*** Provided records Section Begins ***

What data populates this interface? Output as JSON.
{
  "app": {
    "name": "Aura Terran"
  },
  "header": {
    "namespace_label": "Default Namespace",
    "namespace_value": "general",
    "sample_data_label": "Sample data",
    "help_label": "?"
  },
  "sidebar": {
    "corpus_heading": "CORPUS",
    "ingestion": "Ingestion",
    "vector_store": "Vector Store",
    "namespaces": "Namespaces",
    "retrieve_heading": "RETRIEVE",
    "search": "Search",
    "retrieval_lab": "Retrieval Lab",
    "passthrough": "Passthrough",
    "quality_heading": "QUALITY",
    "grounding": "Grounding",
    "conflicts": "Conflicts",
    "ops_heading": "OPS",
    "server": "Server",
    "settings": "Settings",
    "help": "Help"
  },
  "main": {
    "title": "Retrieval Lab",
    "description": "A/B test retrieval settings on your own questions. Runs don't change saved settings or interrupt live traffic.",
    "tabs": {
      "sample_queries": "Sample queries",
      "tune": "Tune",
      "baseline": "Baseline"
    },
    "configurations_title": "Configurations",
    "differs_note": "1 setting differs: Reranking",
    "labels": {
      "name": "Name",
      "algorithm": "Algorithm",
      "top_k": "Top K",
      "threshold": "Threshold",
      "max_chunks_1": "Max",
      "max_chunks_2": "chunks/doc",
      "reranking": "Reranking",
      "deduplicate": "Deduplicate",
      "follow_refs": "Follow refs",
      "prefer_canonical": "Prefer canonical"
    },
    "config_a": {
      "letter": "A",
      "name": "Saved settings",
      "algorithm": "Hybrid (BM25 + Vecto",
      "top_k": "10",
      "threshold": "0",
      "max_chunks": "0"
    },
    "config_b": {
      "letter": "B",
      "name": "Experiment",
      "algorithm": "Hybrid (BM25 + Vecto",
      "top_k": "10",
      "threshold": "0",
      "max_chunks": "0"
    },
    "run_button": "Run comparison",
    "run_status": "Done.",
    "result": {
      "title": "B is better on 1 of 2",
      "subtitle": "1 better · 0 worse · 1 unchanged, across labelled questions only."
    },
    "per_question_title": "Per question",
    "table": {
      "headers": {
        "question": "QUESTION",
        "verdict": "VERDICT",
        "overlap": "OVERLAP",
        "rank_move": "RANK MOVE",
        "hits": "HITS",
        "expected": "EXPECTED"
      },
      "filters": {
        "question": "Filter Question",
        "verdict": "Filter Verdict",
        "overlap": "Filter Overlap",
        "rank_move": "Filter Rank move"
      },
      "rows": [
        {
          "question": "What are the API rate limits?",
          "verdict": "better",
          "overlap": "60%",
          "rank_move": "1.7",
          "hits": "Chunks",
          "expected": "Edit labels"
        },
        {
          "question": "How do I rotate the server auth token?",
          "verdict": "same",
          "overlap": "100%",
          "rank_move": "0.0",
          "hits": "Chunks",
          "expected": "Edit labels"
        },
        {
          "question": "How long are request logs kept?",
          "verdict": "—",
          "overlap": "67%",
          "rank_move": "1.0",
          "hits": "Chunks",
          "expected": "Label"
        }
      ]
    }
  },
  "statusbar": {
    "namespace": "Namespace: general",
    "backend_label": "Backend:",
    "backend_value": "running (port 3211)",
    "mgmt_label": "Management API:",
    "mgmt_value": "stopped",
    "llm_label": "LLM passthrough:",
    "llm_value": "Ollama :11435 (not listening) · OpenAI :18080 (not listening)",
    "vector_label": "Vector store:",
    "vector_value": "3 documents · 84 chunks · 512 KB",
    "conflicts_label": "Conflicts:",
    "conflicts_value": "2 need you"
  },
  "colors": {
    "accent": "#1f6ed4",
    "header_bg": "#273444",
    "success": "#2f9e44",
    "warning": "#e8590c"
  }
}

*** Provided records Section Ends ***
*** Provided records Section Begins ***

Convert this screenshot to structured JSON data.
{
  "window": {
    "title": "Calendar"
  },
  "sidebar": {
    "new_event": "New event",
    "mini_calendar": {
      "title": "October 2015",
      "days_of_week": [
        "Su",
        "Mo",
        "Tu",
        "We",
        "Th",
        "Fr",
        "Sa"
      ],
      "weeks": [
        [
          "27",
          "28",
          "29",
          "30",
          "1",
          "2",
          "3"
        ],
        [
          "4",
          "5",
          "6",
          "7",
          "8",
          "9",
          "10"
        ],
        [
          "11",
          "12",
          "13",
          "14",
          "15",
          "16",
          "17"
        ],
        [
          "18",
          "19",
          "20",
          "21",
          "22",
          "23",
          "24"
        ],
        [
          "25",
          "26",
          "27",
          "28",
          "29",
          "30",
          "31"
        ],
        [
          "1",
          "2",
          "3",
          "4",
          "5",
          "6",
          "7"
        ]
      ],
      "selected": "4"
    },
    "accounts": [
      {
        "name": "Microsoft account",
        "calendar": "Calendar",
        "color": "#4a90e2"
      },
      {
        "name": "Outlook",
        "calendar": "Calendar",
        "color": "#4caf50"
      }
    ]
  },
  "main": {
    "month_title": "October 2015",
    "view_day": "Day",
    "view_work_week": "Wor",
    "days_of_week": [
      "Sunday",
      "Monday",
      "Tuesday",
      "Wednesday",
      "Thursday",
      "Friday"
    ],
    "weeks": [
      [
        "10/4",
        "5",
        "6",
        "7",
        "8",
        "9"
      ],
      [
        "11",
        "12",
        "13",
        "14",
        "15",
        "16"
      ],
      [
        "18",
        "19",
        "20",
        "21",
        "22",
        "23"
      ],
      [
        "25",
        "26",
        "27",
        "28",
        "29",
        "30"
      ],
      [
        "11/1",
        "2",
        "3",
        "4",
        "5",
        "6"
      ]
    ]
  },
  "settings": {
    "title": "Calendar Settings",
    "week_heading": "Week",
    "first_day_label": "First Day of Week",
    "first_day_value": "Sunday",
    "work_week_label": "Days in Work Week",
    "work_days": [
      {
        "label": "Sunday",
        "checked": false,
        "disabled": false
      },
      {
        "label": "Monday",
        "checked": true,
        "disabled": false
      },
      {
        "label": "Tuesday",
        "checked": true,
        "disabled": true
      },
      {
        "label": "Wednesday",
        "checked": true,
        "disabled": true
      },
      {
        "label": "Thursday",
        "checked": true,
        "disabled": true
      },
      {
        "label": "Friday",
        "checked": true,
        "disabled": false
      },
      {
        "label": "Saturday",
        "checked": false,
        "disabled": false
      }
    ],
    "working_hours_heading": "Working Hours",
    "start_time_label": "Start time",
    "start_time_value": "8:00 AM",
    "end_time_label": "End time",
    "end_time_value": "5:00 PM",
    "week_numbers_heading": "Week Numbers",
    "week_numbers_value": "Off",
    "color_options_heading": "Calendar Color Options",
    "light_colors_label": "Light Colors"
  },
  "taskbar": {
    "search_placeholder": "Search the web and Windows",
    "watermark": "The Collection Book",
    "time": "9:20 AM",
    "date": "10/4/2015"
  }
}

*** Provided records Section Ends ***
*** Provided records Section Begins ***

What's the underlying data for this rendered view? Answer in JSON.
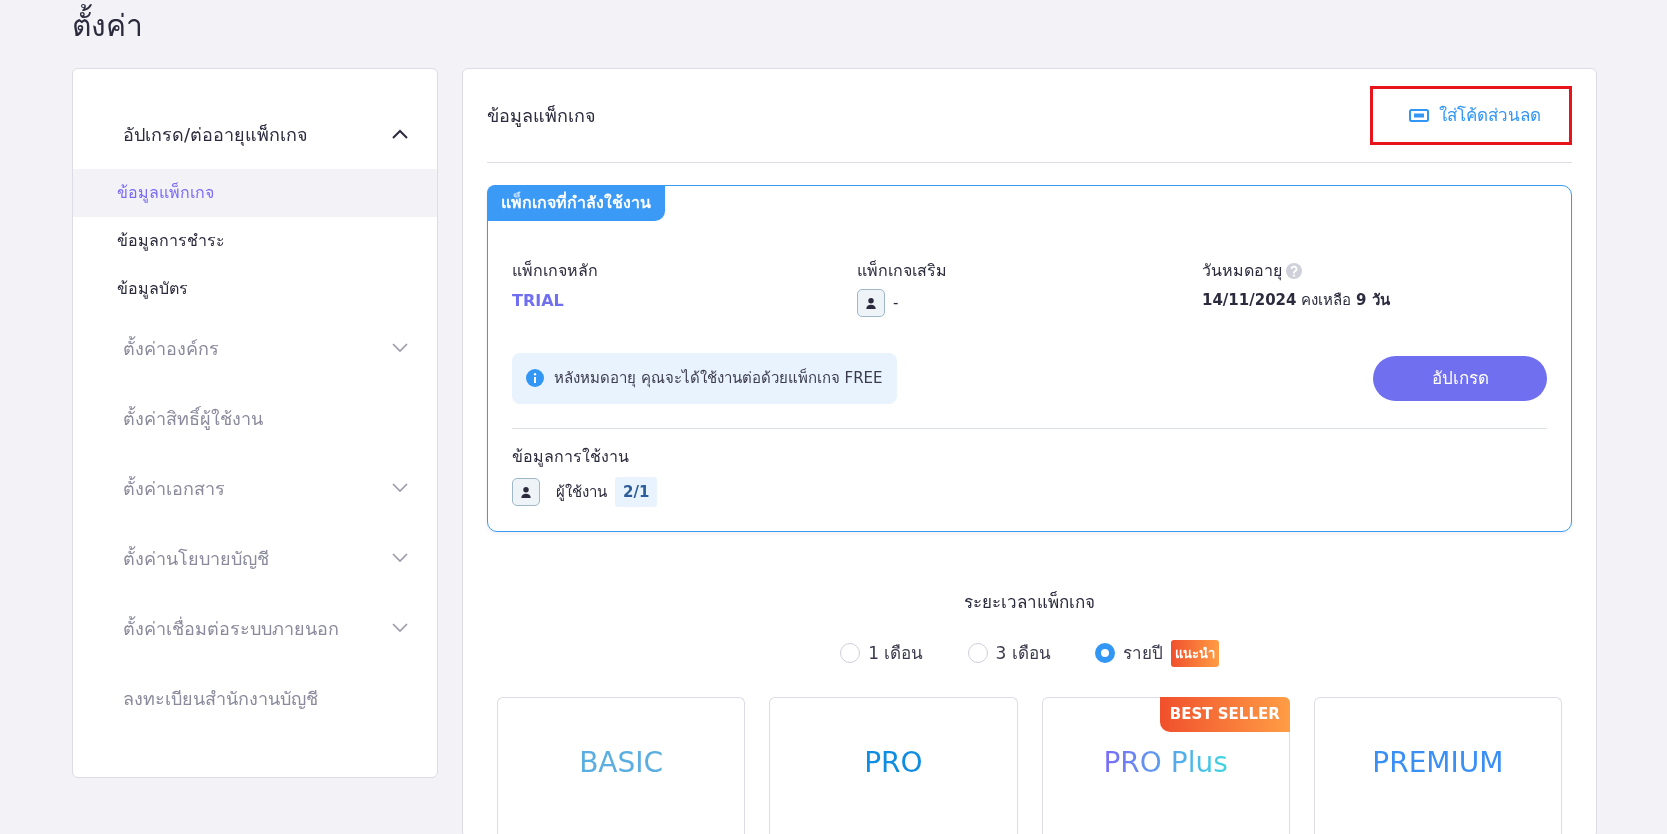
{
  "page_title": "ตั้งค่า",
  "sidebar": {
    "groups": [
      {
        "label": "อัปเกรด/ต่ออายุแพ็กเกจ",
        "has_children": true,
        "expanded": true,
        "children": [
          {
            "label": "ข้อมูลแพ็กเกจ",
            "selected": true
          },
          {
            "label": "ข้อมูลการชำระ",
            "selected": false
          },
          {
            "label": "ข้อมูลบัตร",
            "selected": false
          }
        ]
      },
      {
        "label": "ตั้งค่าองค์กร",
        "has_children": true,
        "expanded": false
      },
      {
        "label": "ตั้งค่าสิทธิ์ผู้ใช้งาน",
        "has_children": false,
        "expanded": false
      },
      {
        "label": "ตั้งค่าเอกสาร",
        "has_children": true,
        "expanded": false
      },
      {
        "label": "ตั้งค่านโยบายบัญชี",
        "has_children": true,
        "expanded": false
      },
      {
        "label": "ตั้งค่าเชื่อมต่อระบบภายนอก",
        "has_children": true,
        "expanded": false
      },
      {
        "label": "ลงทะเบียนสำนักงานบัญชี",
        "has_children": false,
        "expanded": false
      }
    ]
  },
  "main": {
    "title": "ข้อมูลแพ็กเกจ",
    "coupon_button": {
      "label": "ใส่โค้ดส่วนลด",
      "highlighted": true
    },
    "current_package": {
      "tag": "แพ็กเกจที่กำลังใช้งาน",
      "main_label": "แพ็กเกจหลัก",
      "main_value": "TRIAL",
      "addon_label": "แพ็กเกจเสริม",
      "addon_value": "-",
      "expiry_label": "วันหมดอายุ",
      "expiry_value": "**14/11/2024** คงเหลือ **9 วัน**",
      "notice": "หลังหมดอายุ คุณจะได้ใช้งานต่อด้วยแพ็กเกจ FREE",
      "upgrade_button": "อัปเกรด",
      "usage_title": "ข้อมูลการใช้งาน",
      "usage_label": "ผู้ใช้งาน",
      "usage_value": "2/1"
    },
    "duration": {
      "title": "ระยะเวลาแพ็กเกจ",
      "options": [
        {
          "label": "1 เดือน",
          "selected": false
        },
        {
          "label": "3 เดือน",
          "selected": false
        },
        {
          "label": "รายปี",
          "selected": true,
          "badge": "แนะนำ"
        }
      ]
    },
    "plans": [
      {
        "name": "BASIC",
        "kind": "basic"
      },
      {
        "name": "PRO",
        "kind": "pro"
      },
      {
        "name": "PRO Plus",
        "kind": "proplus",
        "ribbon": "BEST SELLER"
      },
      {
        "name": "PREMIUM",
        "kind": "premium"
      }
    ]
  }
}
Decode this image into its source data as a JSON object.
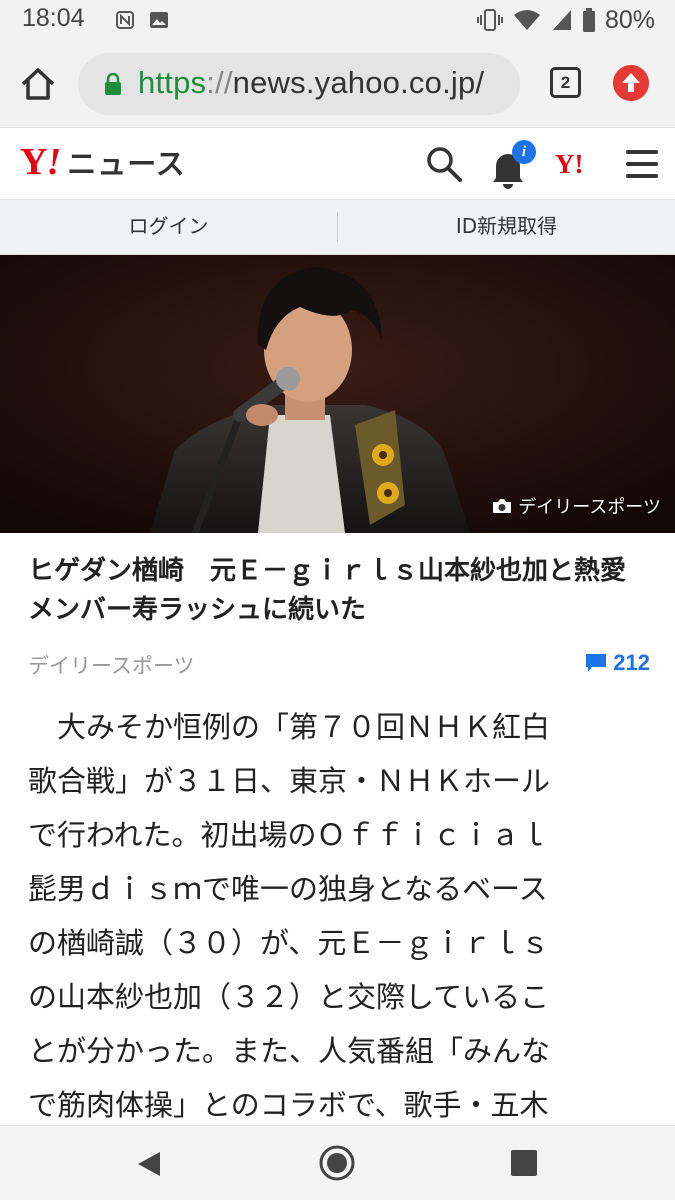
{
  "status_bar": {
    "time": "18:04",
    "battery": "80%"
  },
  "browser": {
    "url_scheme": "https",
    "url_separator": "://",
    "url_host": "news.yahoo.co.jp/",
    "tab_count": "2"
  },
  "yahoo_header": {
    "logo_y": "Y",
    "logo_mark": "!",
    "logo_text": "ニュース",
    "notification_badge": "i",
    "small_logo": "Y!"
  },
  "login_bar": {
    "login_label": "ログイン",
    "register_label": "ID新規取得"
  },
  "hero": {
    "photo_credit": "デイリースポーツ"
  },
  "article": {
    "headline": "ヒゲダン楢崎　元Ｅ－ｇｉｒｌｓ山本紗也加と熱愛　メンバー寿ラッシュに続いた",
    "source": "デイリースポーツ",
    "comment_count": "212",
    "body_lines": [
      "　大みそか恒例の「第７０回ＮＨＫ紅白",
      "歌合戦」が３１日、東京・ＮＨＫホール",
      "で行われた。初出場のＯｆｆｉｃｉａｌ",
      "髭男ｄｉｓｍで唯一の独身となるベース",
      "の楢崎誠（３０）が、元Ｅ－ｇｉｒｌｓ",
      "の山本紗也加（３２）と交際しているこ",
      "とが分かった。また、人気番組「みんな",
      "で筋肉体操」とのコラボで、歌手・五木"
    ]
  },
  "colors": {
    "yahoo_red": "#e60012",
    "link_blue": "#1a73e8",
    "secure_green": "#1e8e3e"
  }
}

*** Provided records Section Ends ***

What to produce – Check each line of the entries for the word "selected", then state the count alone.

Solved exercise – 7